there are inequalities having reference to planetary configurations. He also shows that there is a great likeness between meteorological and magnetical phenomena, and suggests that a further study of sunspots may ultimately enable us to predict longer and longer meteorological occurrences.
Papers on the Heating of a Disk by Rapid Rotation in Vacuo.—1. On the Heating of a Disk by Rotation in Vacuo—in conjunction with Prof. Tait (Proceedings of Royal Society, London, 1865). 2. On the same subject—in conjunction with Prof. Tait (Proceedings of Royal Society, London, 1866). 3. On the same subject—in conjunction with Prof. Tait (Proceedings of Royal Society, London, 1873). 4. (A Possible Explanation of its Effect?) On the Temperature Equilibrium of an Inclosure containing a Body in Visible Motion (Literary and Philosophical Society, Manchester, November, 1870). Dr. Stewart endeavors to explain the heating of a disk of rotation in vacuo by an extension of the theory of exchanges.
Papers on Solar Physics by Messrs. Warren De la Rue, B. Stewart, and B. Loewy (Preliminary Researches—printed for private circulation by Mr. De la Rue). First Series: On the Nature of Sun-spots (1865). Second Series: Area Measurements of Carrington Observatory, and Deductions therefrom (1866). Third Series: On the Distribution of Spots in Heliographic Latitude.
Kew Researches.—1. Heliographic Positions and Areas of Sunspots observed with the Photoheliograph during the Years 1862 and 1863 (Transactions of Royal Society, London, 1869). 2. Positions and Areas of Sun-spots observed at Kew during the Three Years 1864-'66, as well as Fortnightly Values of Spotted Solar Area from 1832 to 1868 (Transactions of Royal Society, London, 1870). 3. On Some Recent Researches in Solar Physics, and a Law regulating the Time of Duration of the Sun-spot Period (Proceedings of Royal Society, London, 1871). 4. Further Investigations on Planetary Influence upon Solar Activity (Proceedings of Royal Society, London, 1872). 5. On a Tendency observed in Sun-spots to change alternately from the one Solar Hemisphere to the other (Proceedings of Royal Society, London, 1873).
Besides various miscellaneous papers, not mentioned here. Dr. Stewart is the author of the following works:

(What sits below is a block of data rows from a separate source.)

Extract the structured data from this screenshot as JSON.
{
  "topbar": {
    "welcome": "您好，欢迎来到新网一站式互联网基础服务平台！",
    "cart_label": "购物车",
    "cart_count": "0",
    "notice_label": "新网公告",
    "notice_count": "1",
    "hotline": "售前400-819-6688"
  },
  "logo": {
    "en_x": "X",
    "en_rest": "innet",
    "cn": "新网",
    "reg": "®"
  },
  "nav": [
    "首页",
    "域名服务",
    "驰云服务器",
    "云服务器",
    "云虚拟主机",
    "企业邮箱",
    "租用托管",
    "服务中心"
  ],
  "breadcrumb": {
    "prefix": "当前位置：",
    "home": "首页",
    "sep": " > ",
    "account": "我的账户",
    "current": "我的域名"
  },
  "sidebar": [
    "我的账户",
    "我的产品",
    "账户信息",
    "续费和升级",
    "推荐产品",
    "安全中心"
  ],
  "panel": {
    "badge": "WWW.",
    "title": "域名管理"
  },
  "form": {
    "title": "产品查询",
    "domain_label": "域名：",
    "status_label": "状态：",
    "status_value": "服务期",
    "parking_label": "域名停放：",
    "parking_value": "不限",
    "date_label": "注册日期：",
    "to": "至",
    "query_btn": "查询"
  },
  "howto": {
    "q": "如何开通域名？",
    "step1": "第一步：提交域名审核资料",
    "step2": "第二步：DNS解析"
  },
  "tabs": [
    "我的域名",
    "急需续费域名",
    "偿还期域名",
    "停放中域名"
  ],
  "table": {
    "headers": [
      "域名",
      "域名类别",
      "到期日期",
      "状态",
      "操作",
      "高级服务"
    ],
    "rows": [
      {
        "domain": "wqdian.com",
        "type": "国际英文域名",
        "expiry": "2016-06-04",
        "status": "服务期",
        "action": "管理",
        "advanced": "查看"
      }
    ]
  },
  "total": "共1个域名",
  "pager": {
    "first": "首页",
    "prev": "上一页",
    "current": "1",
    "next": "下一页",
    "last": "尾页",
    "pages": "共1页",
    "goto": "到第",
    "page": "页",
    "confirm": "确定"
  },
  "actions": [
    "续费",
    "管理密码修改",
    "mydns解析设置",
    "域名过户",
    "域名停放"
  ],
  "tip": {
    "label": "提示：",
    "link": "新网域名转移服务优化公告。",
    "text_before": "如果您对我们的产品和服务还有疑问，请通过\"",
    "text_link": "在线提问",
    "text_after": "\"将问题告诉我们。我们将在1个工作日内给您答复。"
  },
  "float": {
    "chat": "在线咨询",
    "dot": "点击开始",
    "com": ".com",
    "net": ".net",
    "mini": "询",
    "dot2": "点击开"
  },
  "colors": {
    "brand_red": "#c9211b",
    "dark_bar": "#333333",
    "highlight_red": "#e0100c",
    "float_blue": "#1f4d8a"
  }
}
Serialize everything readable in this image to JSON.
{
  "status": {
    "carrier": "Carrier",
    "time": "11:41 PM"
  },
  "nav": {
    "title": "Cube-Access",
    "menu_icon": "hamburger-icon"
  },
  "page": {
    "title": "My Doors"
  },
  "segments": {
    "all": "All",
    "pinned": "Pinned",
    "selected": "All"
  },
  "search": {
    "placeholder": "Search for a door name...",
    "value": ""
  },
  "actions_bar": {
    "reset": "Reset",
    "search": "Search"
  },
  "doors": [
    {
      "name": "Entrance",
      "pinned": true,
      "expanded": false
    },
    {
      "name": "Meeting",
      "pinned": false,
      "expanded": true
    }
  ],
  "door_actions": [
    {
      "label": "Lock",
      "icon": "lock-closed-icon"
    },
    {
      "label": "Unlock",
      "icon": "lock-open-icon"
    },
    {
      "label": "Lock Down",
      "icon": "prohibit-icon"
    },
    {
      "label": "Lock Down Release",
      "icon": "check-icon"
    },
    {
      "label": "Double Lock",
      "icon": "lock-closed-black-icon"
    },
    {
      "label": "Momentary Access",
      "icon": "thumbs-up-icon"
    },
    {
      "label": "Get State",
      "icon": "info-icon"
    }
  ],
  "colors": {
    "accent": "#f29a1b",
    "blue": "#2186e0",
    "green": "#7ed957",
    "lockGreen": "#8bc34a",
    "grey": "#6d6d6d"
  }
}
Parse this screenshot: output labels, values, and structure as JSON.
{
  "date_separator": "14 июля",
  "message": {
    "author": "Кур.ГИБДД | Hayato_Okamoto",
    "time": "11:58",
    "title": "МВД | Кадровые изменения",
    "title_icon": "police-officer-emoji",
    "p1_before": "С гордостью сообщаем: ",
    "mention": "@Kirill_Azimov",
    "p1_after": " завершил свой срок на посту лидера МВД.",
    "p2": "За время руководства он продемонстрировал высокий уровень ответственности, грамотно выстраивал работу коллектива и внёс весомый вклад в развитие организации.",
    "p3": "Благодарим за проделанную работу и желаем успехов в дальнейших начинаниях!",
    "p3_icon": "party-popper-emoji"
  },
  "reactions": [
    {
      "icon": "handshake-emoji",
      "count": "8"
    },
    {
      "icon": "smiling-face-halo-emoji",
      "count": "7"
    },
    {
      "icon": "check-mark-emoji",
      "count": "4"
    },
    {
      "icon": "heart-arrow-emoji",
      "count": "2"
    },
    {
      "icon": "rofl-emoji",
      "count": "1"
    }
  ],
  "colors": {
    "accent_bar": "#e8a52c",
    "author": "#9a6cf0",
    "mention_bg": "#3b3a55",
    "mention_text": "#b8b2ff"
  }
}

An Elementary Treatise on Heat; Lessons in Elementary Physics; Conservation of Energy ("International Scientific Series"); and The Unseen Universe (in conjunction with Prof. Tait).